Recognizing the importance of nanoscience, nanotechnology and bionanotechnology, U.K. and U.S. government agencies, universities and industry have made significant investments in these areas of research. Rapid growth is expected to continue as these emerging technologies help identify opportunities to improve human health and drive economic development.

“To be successful, research and training efforts in these emerging fields have to be highly interdisciplinary,” said Dame Julia M. Polak, professor of medicine and director of Imperial College's Tissue Engineering and Regenerative Medicine Centre and symposium co-chair. “Interactions have to span not only across disciplines and professional hubs but also across international borders. Strengths and resources available in one country may complement those residing in another and together benefit other countries and world regions.”

IBNAM has been a leader in bringing together scientists and engineers from different disciplines to work on biomedical challenges. “We are excited to be working together now with Imperial College London,” said Samuel I. Stupp, director of IBNAM, Board of Trustees Professor of Materials Science and Engineering, Chemistry and Medicine at Northwestern and symposium co-chair. “The institute has the experience and capabilities to work with other countries and facilitate international collaborations in the area of bionanotechnology with the goal of understanding fundamental disease processes.”

The diversity of expertise and knowledge represented by the speakers -- in medicine, bioengineering, materials science, computer science, chemistry and other fields -- promises to encourage discourse, promote future interdisciplinary collaborations and lay the foundation for a productive relationship that later can be a model for other academic institutions and countries.

The symposium speakers and their topics include the following:

Northwestern University

• Samuel I. Stupp, Board of Trustees Professor of Materials Science and Engineering, Chemistry and Medicine and director of IBNAM: “Nanomaterials for Regenerative Medicine”

• Mark C. Hersam, assistant professor of materials science and engineering: “Nanomaterials for Biomedical Sensing”

• William L. Lowe, Jr., professor of endocrinology: “Cell Replacement Therapy for Diabetes: Applications of New Biomaterials”

• Chad A. Mirkin, George B. Rathmann Professor of Chemistry and director of the International Institute for Nanotechnology: “Nanostructures in Medical Diagnostics”
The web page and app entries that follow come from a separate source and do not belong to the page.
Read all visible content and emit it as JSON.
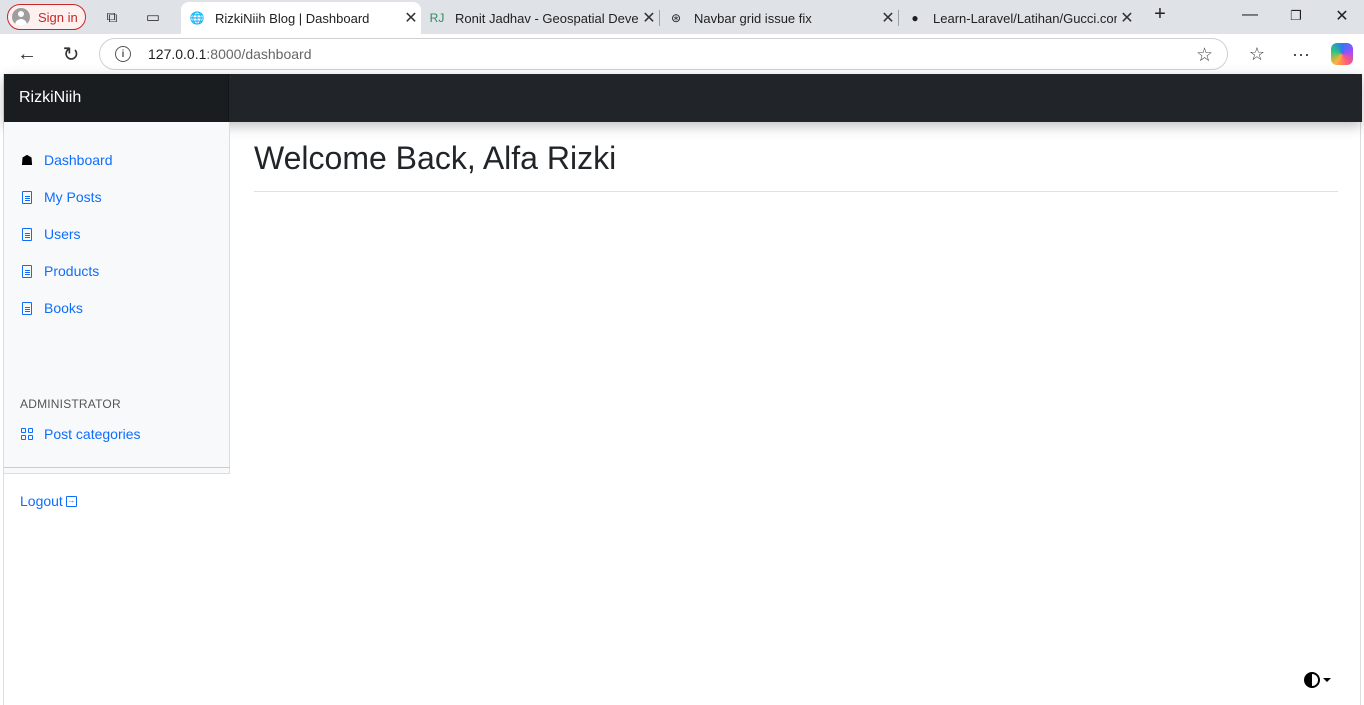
{
  "browser": {
    "signin_label": "Sign in",
    "tabs": [
      {
        "title": "RizkiNiih Blog | Dashboard",
        "active": true
      },
      {
        "title": "Ronit Jadhav - Geospatial Develo"
      },
      {
        "title": "Navbar grid issue fix"
      },
      {
        "title": "Learn-Laravel/Latihan/Gucci.com"
      }
    ],
    "url_host": "127.0.0.1",
    "url_path": ":8000/dashboard"
  },
  "app": {
    "brand": "RizkiNiih",
    "nav": [
      {
        "label": "Dashboard",
        "icon": "home-icon"
      },
      {
        "label": "My Posts",
        "icon": "file-icon"
      },
      {
        "label": "Users",
        "icon": "file-icon"
      },
      {
        "label": "Products",
        "icon": "file-icon"
      },
      {
        "label": "Books",
        "icon": "file-icon"
      }
    ],
    "admin_heading": "ADMINISTRATOR",
    "admin_nav": [
      {
        "label": "Post categories",
        "icon": "grid-icon"
      }
    ],
    "logout_label": "Logout",
    "page_title": "Welcome Back, Alfa Rizki"
  }
}
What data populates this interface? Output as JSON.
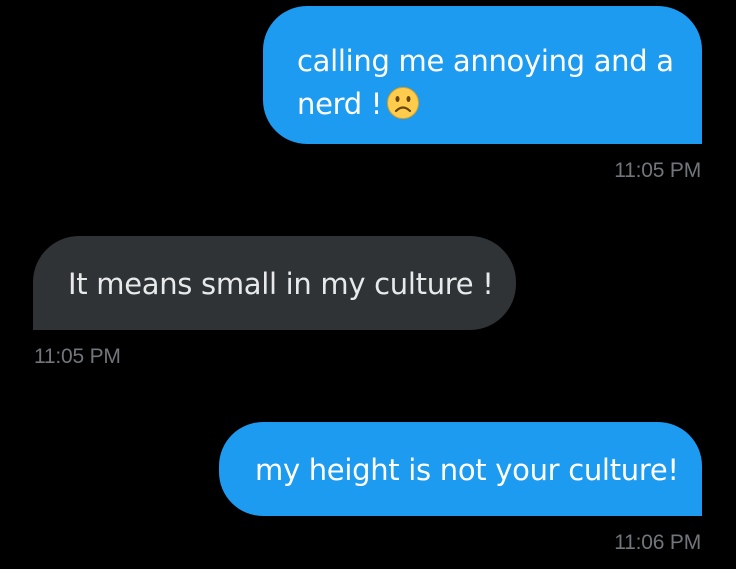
{
  "messages": [
    {
      "direction": "sent",
      "text": "calling me annoying and a nerd !",
      "emoji": "slightly-frowning-face",
      "time": "11:05 PM"
    },
    {
      "direction": "received",
      "text": "It means small in my culture !",
      "time": "11:05 PM"
    },
    {
      "direction": "sent",
      "text": "my height is not your culture!",
      "time": "11:06 PM"
    }
  ],
  "colors": {
    "background": "#000000",
    "sent_bubble": "#1d9bf0",
    "received_bubble": "#2f3336",
    "timestamp": "#71767b"
  }
}
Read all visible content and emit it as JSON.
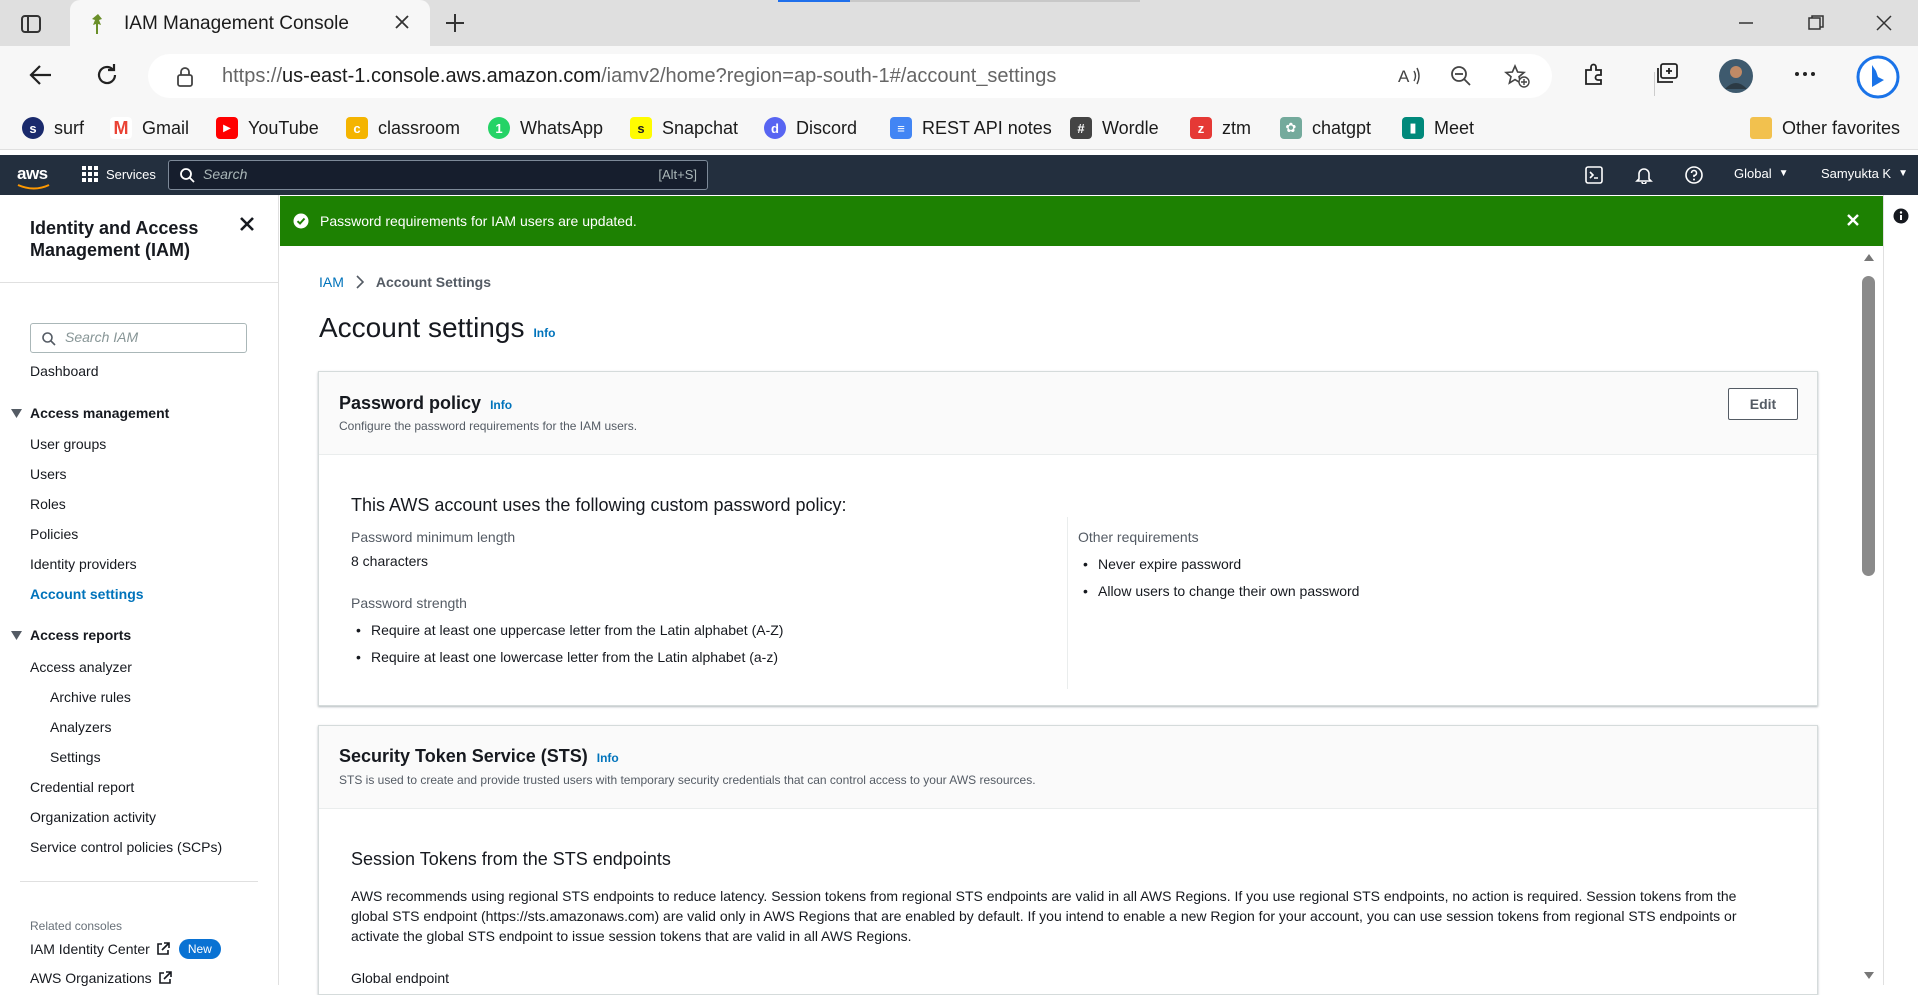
{
  "browser": {
    "tab_title": "IAM Management Console",
    "url_prefix": "https://",
    "url_domain": "us-east-1.console.aws.amazon.com",
    "url_path": "/iamv2/home?region=ap-south-1#/account_settings",
    "bookmarks": [
      {
        "label": "surf",
        "color": "#1a2a6c",
        "glyph": "s"
      },
      {
        "label": "Gmail",
        "color": "#ea4335",
        "glyph": "M"
      },
      {
        "label": "YouTube",
        "color": "#ff0000",
        "glyph": "▶"
      },
      {
        "label": "classroom",
        "color": "#f4b400",
        "glyph": "c"
      },
      {
        "label": "WhatsApp",
        "color": "#25d366",
        "glyph": "1"
      },
      {
        "label": "Snapchat",
        "color": "#fffc00",
        "glyph": "s"
      },
      {
        "label": "Discord",
        "color": "#5865f2",
        "glyph": "d"
      },
      {
        "label": "REST API notes",
        "color": "#4285f4",
        "glyph": "≡"
      },
      {
        "label": "Wordle",
        "color": "#444444",
        "glyph": "#"
      },
      {
        "label": "ztm",
        "color": "#e53935",
        "glyph": "z"
      },
      {
        "label": "chatgpt",
        "color": "#74aa9c",
        "glyph": "✿"
      },
      {
        "label": "Meet",
        "color": "#00897b",
        "glyph": "▮"
      }
    ],
    "other_favorites": "Other favorites"
  },
  "aws_nav": {
    "logo": "aws",
    "services": "Services",
    "search_placeholder": "Search",
    "search_shortcut": "[Alt+S]",
    "region": "Global",
    "user": "Samyukta K"
  },
  "sidebar": {
    "title": "Identity and Access Management (IAM)",
    "search_placeholder": "Search IAM",
    "dashboard": "Dashboard",
    "access_management": {
      "heading": "Access management",
      "items": [
        "User groups",
        "Users",
        "Roles",
        "Policies",
        "Identity providers",
        "Account settings"
      ]
    },
    "access_reports": {
      "heading": "Access reports",
      "access_analyzer": "Access analyzer",
      "analyzer_sub": [
        "Archive rules",
        "Analyzers",
        "Settings"
      ],
      "items": [
        "Credential report",
        "Organization activity",
        "Service control policies (SCPs)"
      ]
    },
    "related_consoles": "Related consoles",
    "identity_center": "IAM Identity Center",
    "new_badge": "New",
    "organizations": "AWS Organizations"
  },
  "flash": {
    "message": "Password requirements for IAM users are updated."
  },
  "breadcrumb": {
    "root": "IAM",
    "current": "Account Settings"
  },
  "page": {
    "title": "Account settings",
    "info": "Info"
  },
  "password_policy": {
    "title": "Password policy",
    "info": "Info",
    "description": "Configure the password requirements for the IAM users.",
    "edit": "Edit",
    "heading": "This AWS account uses the following custom password policy:",
    "min_length_label": "Password minimum length",
    "min_length_value": "8 characters",
    "strength_label": "Password strength",
    "strength_items": [
      "Require at least one uppercase letter from the Latin alphabet (A-Z)",
      "Require at least one lowercase letter from the Latin alphabet (a-z)"
    ],
    "other_label": "Other requirements",
    "other_items": [
      "Never expire password",
      "Allow users to change their own password"
    ]
  },
  "sts": {
    "title": "Security Token Service (STS)",
    "info": "Info",
    "description": "STS is used to create and provide trusted users with temporary security credentials that can control access to your AWS resources.",
    "session_heading": "Session Tokens from the STS endpoints",
    "paragraph": "AWS recommends using regional STS endpoints to reduce latency. Session tokens from regional STS endpoints are valid in all AWS Regions. If you use regional STS endpoints, no action is required. Session tokens from the global STS endpoint (https://sts.amazonaws.com) are valid only in AWS Regions that are enabled by default. If you intend to enable a new Region for your account, you can use session tokens from regional STS endpoints or activate the global STS endpoint to issue session tokens that are valid in all AWS Regions.",
    "global_endpoint": "Global endpoint"
  }
}
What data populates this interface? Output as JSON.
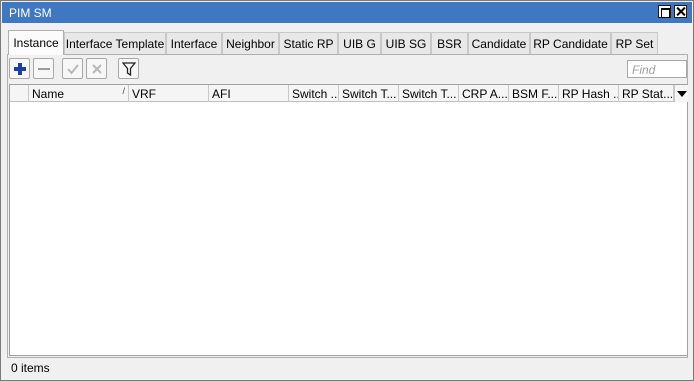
{
  "window": {
    "title": "PIM SM"
  },
  "tabs": [
    {
      "label": "Instance"
    },
    {
      "label": "Interface Template"
    },
    {
      "label": "Interface"
    },
    {
      "label": "Neighbor"
    },
    {
      "label": "Static RP"
    },
    {
      "label": "UIB G"
    },
    {
      "label": "UIB SG"
    },
    {
      "label": "BSR"
    },
    {
      "label": "Candidate"
    },
    {
      "label": "RP Candidate"
    },
    {
      "label": "RP Set"
    }
  ],
  "toolbar": {
    "add_icon": "plus-icon",
    "remove_icon": "minus-icon",
    "enable_icon": "check-icon",
    "disable_icon": "x-icon",
    "filter_icon": "filter-icon"
  },
  "search": {
    "placeholder": "Find"
  },
  "table": {
    "columns": [
      {
        "label": "Name"
      },
      {
        "label": "VRF"
      },
      {
        "label": "AFI"
      },
      {
        "label": "Switch ..."
      },
      {
        "label": "Switch T..."
      },
      {
        "label": "Switch T..."
      },
      {
        "label": "CRP A..."
      },
      {
        "label": "BSM F..."
      },
      {
        "label": "RP Hash ..."
      },
      {
        "label": "RP Stat..."
      }
    ],
    "sort_indicator": "/",
    "rows": []
  },
  "status": {
    "text": "0 items"
  },
  "colors": {
    "titlebar": "#3f77c0",
    "add_icon": "#1a3fa8"
  }
}
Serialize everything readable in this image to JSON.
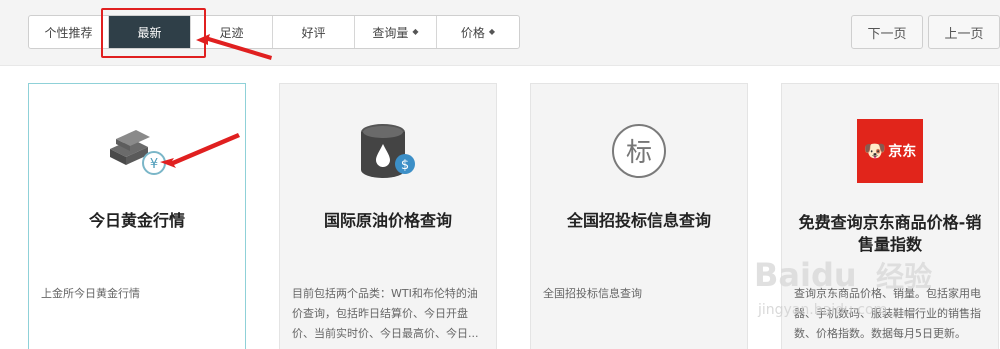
{
  "tabs": [
    {
      "label": "个性推荐"
    },
    {
      "label": "最新"
    },
    {
      "label": "足迹"
    },
    {
      "label": "好评"
    },
    {
      "label": "查询量",
      "sort_icon": "sort-icon"
    },
    {
      "label": "价格",
      "sort_icon": "sort-icon"
    }
  ],
  "active_tab": "最新",
  "pager": {
    "next_label": "下一页",
    "prev_label": "上一页"
  },
  "sort_glyph": "◆",
  "cards": [
    {
      "title": "今日黄金行情",
      "desc": "上金所今日黄金行情",
      "icon": "gold-bars-icon",
      "yen": "¥"
    },
    {
      "title": "国际原油价格查询",
      "desc": "目前包括两个品类：WTI和布伦特的油价查询，包括昨日结算价、今日开盘价、当前实时价、今日最高价、今日...",
      "icon": "oil-barrel-icon",
      "dollar": "$"
    },
    {
      "title": "全国招投标信息查询",
      "desc": "全国招投标信息查询",
      "icon": "bid-icon",
      "icon_text": "标"
    },
    {
      "title": "免费查询京东商品价格-销售量指数",
      "desc": "查询京东商品价格、销量。包括家用电器、手机数码、服装鞋帽行业的销售指数、价格指数。数据每月5日更新。",
      "icon": "jd-logo-icon",
      "icon_text": "京东"
    }
  ],
  "colors": {
    "annotation": "#e02020",
    "active_tab": "#2f3f48",
    "selected_border": "#8fd1d8",
    "jd_red": "#e1251b"
  },
  "watermark": {
    "brand": "Baidu",
    "cn": "经验",
    "url": "jingyan.baidu.com"
  }
}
• Mark A. Ratner, Charles E. and Emma H. Morrison Professor in Chemistry: “Modeling Molecular Self-Assembly”

• Lonnie D. Shea, associate professor of chemical and biological engineering: “Nanoparticle Delivery From Tissue Engineering Scaffolds” Imperial College London

• Dame Julia M. Polak, professor of medicine and director of the Tissue Engineering and Regenerative Medicine Centre: “Relevance of Nanotechnology in Tissue Engineering”

• Tony Cass, professor of chemical biology and deputy director and research director (bionanotechnology) in the Institute of Biomedical Engineering: “Microdevices and Nanomaterials in Biomedical Analysis”

• Rob Daniels, chief commercial officer, NovaThera Ltd, U.K.: “The Biotechnology Perspective”

• Andrew de Mello, professor of chemical nanosciences: “Microfluidic and Nanofluidic Systems for Medical Applications”

• Yuri Korchev, professor of biophysics: “Scanning Ion Conductance Microscopy”

To register and for up-to-date information, go to the symposium Web site at <www.uktradeinvestusa.com/ibnam> or contact Gila Budescu at the Institute for BioNanotechnology in Medicine at (312) 503-3246.

Topics: Campus Life